In the United States, the most prevalent form of self-insurance is governmental risk management pools. They are self-funded cooperatives, operating as carriers of coverage for the majority of governmental entities today, such as county governments, municipalities, and school districts. Rather than these entities independently self-insure and risk bankruptcy from a large judgment or catastrophic loss, such governmental entities form a risk pool. Such pools begin their operations by capitalization through member deposits or bond issuance. Coverage (such as general liability, auto liability, professional liability, workers compensation, and property) is offered by the pool to its members, similar to coverage offered by insurance companies. However, self-insured pools offer members lower rates (due to not needing insurance brokers), increased benefits (such as loss prevention services) and subject matter expertise. Of approximately 91,000 distinct governmental entities operating in the United States, 75,000 are members of self-insured pools in various lines of coverage, forming approximately 500 pools. Although a relatively small corner of the insurance market, the annual contributions (self-insured premiums) to such pools have been estimated up to 17 billion dollars annually.
Any risk that can be quantified can potentially be insured. Specific kinds of risk that may give rise to claims are known as perils. An insurance policy will set out in detail which perils are covered by the policy and which are not. Below are non-exhaustive lists of the many different types of insurance that exist. A single policy that may cover risks in one or more of the categories set out below. For example, vehicle insurance would typically cover both the property risk (theft or damage to the vehicle) and the liability risk (legal claims arising from an accident). A home insurance policy in the United States typically includes coverage for damage to the home and the owner's belongings, certain legal claims against the owner, and even a small amount of coverage for medical expenses of guests who are injured on the owner's property.

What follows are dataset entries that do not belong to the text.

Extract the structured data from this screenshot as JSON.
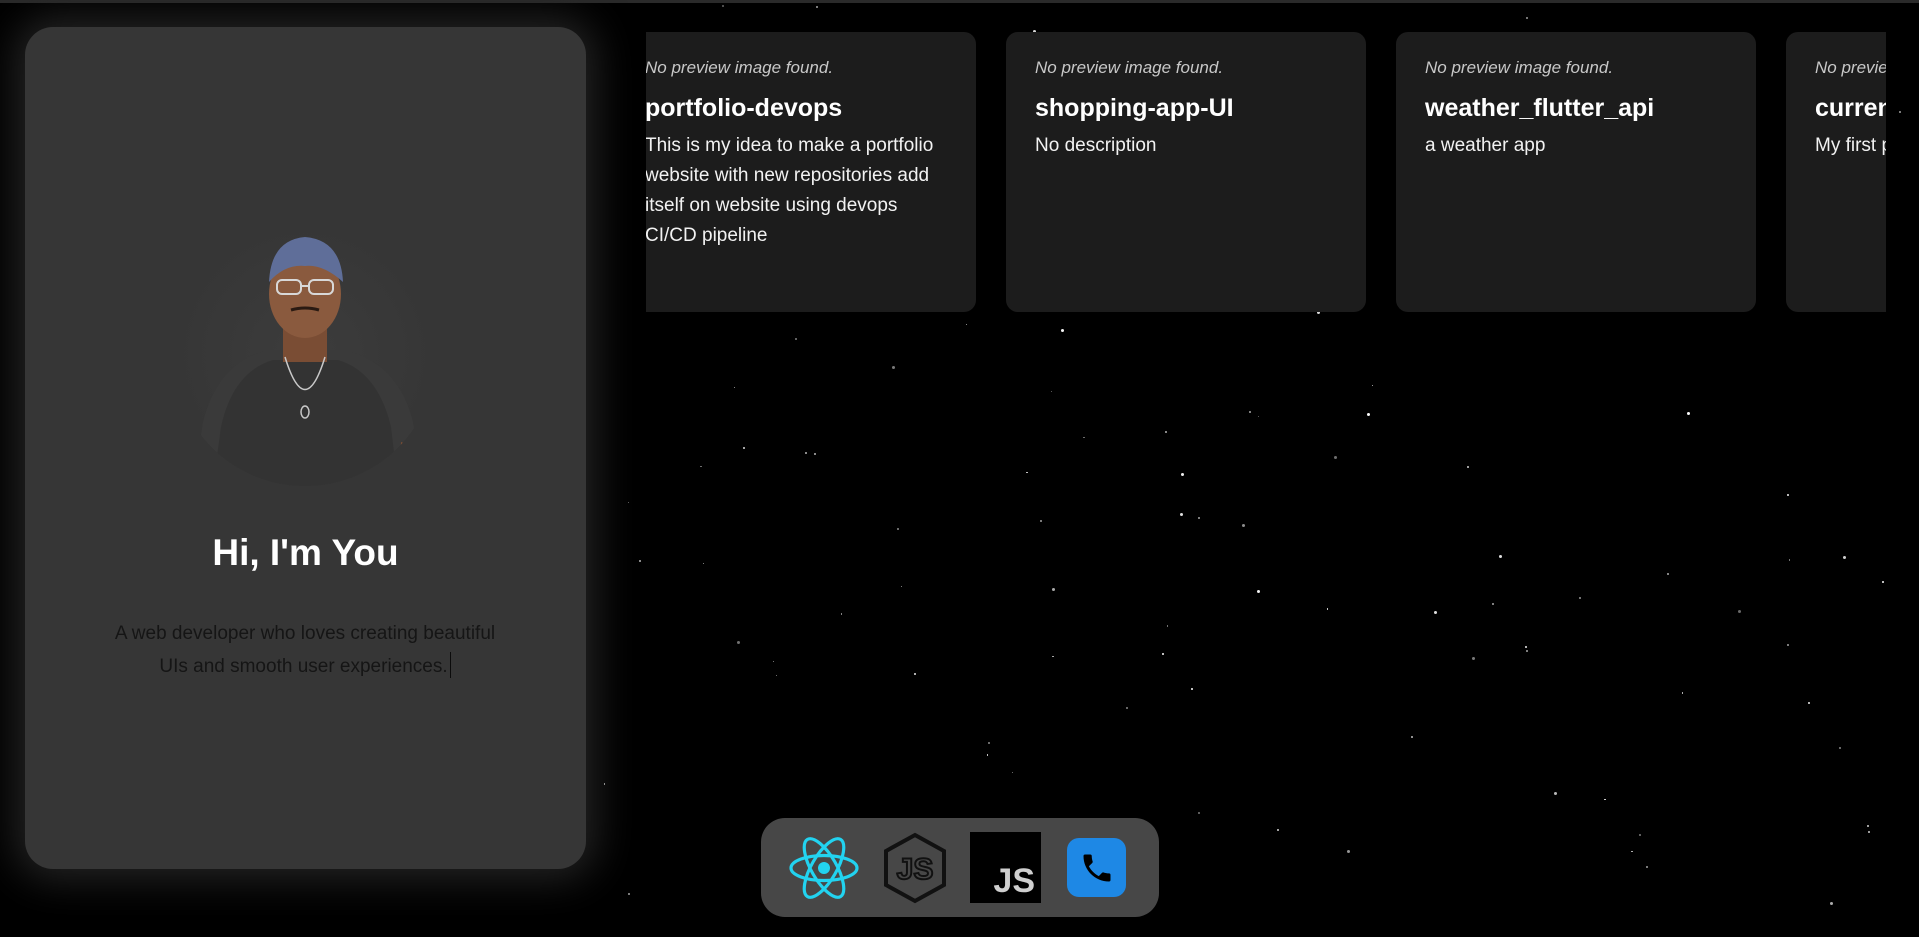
{
  "profile": {
    "title": "Hi, I'm You",
    "subtitle": "A web developer who loves creating beautiful UIs and smooth user experiences."
  },
  "repos": [
    {
      "preview_text": "No preview image found.",
      "name": "portfolio-devops",
      "description": "This is my idea to make a portfolio website with new repositories add itself on website using devops CI/CD pipeline"
    },
    {
      "preview_text": "No preview image found.",
      "name": "shopping-app-UI",
      "description": "No description"
    },
    {
      "preview_text": "No preview image found.",
      "name": "weather_flutter_api",
      "description": "a weather app"
    },
    {
      "preview_text": "No preview image found.",
      "name": "currency-converter",
      "description": "My first project"
    }
  ],
  "dock": {
    "items": [
      {
        "icon": "react-icon",
        "color": "#22d3f0"
      },
      {
        "icon": "nodejs-icon",
        "color": "#111111"
      },
      {
        "icon": "javascript-icon",
        "label": "JS",
        "color": "#000000"
      },
      {
        "icon": "phone-icon",
        "color": "#1e88e5"
      }
    ]
  },
  "colors": {
    "background": "#000000",
    "card": "#363636",
    "repo_card": "#1c1c1c",
    "dock": "#474747"
  }
}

Progressive Home Advantage® policies are placed through Progressive Advantage Agency, Inc. with affiliated and third-party insurers who are solely responsible for claims, and pay PAA commission for policies sold. Prices, coverages, privacy policies, and PAA's commission vary among these insurers. How you buy (phone, online, mobile, or independent agent/broker) determines which insurers are available to you. Click here for a list of the insurers or contact us for more information about PAA's commission. Discounts not available in all states and situations.